__YOUR ASSIGNMENT__. Looking through the data below, work out how many lines have the word "recently". Reply with that number only.

__DATA EXCERPTS__.
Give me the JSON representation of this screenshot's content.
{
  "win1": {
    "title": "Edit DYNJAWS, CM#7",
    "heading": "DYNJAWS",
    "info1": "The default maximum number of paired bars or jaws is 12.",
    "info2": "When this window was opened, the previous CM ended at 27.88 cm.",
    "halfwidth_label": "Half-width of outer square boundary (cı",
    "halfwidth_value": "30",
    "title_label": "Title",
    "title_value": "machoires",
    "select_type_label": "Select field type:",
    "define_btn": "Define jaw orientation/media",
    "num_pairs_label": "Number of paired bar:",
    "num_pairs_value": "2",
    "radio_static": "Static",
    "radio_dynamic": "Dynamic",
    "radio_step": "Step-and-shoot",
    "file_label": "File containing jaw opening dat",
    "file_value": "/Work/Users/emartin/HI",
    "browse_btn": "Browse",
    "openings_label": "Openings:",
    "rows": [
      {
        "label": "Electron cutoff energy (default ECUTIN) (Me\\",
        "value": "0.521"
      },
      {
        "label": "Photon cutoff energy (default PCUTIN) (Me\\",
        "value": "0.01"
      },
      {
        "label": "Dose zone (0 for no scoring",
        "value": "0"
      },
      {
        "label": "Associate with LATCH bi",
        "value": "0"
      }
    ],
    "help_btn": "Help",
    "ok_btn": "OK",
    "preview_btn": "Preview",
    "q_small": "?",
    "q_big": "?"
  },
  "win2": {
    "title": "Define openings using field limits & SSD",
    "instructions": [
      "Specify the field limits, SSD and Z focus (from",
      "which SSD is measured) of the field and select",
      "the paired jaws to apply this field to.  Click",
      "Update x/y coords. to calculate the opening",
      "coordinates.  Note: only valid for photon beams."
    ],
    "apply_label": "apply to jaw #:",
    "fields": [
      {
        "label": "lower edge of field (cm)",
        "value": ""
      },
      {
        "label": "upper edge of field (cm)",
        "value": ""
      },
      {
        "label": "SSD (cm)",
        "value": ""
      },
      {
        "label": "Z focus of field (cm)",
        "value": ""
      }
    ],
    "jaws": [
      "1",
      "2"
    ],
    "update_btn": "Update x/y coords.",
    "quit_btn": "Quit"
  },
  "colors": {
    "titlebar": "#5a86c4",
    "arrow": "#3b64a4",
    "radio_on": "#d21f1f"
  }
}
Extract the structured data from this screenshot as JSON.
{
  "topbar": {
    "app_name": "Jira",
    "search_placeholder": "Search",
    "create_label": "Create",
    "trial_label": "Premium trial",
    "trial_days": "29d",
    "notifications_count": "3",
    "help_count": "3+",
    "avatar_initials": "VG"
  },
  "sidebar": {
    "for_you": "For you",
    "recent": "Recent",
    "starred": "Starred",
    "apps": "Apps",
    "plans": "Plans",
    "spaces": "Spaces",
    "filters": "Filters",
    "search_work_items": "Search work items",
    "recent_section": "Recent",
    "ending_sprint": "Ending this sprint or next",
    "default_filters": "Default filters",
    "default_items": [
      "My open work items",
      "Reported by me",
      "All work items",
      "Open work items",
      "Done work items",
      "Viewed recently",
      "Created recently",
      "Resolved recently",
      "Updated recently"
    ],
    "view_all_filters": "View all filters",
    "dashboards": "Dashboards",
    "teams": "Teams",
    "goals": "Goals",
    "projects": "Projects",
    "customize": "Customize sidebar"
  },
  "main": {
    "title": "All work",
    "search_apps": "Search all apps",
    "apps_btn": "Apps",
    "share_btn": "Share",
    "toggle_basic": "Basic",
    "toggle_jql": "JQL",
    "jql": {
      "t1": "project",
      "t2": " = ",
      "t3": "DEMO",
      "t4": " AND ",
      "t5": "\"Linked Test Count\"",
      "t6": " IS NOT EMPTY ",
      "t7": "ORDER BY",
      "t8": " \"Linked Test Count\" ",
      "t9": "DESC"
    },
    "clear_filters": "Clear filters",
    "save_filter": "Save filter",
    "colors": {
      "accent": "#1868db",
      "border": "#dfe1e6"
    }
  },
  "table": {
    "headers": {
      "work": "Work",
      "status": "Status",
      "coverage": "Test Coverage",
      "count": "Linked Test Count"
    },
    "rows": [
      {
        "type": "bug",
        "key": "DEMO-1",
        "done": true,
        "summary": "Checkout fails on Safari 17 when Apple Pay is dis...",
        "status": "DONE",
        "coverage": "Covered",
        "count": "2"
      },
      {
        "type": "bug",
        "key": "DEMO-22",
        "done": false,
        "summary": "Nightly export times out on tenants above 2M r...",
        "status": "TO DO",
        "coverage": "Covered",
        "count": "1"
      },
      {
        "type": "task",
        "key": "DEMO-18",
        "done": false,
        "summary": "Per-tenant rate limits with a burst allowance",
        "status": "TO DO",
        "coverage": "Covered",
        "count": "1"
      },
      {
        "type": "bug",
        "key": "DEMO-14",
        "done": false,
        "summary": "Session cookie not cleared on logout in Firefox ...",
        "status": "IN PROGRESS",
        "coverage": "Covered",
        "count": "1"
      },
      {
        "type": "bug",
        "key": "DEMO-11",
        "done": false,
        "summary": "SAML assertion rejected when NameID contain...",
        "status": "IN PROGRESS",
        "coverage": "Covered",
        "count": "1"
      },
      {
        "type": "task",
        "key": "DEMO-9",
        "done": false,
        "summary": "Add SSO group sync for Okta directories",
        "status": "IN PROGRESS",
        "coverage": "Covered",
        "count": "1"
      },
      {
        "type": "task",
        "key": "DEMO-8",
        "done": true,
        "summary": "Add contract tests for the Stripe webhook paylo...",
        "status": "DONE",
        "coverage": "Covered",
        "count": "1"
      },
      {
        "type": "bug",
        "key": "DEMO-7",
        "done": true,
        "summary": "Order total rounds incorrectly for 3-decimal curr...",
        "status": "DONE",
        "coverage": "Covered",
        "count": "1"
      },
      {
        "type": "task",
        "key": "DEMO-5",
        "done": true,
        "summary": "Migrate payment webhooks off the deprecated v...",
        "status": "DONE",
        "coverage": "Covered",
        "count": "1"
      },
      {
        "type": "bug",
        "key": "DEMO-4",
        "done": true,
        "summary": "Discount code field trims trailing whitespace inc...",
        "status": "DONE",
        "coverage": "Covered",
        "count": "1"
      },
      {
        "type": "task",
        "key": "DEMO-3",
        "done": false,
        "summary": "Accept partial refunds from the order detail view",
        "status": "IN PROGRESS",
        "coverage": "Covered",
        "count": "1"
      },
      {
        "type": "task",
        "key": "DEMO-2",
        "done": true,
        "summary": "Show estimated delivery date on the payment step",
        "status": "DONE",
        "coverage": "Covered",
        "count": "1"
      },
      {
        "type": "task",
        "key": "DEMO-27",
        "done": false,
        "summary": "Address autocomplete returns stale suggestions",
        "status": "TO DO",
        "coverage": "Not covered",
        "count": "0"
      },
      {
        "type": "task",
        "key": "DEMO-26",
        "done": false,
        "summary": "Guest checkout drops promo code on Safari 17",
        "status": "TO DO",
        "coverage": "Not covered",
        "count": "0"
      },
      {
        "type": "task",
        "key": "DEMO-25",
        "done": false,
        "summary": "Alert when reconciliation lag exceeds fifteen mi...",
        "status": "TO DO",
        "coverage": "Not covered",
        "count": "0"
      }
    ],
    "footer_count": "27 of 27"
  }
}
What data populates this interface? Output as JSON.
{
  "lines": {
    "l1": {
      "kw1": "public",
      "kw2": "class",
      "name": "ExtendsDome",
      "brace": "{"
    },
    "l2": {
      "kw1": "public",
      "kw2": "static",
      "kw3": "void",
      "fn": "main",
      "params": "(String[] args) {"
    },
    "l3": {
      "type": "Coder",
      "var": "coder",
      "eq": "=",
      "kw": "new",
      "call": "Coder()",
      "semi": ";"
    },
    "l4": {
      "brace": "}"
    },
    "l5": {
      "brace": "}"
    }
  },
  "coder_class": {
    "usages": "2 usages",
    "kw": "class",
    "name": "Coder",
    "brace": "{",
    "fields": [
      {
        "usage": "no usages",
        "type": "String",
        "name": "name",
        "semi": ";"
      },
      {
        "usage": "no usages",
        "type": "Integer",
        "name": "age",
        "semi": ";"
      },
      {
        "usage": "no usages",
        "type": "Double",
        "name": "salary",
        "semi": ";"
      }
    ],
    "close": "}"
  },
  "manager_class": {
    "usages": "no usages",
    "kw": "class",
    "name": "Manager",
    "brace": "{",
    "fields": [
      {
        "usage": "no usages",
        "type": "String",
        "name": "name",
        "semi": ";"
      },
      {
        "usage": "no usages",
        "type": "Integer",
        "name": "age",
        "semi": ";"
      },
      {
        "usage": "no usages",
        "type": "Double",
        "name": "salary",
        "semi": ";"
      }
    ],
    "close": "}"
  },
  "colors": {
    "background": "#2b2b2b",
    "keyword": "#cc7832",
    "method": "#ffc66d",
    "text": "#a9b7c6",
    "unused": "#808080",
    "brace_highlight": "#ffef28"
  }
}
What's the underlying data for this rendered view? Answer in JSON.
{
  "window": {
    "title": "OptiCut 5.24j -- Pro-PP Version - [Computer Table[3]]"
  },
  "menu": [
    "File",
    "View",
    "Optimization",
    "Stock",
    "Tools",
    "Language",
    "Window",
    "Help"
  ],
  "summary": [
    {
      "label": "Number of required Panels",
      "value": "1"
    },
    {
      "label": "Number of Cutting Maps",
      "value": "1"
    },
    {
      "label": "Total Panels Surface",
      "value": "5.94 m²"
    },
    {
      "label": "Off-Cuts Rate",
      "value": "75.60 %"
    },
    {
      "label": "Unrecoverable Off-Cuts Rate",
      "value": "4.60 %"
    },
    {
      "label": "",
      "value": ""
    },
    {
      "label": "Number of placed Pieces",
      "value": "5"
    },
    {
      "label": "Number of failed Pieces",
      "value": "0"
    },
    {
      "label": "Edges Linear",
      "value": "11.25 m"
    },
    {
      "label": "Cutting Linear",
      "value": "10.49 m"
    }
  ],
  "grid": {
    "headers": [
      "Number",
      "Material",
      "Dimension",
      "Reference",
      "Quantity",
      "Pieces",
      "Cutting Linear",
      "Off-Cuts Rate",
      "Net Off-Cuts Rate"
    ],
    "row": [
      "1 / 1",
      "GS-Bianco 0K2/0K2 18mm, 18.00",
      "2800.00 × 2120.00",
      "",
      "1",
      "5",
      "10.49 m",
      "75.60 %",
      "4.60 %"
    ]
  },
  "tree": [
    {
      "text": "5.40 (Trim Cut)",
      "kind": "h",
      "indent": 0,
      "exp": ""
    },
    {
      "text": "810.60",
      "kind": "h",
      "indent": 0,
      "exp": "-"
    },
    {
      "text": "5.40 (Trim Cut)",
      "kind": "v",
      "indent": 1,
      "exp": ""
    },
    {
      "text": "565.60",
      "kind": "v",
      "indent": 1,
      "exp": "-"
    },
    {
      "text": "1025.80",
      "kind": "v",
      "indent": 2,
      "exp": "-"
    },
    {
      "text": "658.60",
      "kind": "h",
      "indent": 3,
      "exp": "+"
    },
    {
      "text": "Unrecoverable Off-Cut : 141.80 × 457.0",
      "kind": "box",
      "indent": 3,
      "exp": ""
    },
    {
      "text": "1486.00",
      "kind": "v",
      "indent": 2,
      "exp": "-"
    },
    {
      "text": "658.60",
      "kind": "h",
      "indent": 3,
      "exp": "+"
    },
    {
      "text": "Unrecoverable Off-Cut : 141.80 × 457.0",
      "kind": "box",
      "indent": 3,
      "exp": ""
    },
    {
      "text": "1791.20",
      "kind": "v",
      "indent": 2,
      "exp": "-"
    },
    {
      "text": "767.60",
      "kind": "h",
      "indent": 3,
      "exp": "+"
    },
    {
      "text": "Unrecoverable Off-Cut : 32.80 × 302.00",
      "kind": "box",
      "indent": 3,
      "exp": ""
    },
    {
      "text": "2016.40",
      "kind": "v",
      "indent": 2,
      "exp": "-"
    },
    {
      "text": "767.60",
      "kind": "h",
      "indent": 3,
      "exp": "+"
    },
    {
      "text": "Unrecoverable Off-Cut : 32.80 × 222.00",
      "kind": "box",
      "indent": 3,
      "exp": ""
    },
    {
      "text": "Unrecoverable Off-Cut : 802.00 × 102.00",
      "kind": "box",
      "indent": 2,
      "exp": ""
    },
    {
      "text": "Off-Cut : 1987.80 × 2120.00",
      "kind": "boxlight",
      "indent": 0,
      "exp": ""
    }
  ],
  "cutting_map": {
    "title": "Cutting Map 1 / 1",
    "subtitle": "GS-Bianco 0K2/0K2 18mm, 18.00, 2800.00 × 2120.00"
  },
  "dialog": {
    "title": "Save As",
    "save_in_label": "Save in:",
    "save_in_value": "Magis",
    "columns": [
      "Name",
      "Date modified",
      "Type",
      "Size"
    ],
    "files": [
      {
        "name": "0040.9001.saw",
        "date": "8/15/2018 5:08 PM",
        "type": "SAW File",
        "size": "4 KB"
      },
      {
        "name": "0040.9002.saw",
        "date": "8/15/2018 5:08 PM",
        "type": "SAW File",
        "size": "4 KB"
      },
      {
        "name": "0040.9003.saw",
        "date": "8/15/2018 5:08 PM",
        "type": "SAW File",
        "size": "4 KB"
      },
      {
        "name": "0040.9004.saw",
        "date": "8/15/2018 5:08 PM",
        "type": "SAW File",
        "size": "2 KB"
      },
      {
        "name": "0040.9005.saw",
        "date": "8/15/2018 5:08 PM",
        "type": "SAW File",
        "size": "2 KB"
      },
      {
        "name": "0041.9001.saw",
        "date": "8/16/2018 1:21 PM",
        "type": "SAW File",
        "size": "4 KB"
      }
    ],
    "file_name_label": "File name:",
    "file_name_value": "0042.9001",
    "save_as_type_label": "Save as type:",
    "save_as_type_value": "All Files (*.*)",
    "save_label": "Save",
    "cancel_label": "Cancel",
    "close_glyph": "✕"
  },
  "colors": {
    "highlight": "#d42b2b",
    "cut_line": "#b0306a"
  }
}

__SOLUTION TO THIS TASK__. 4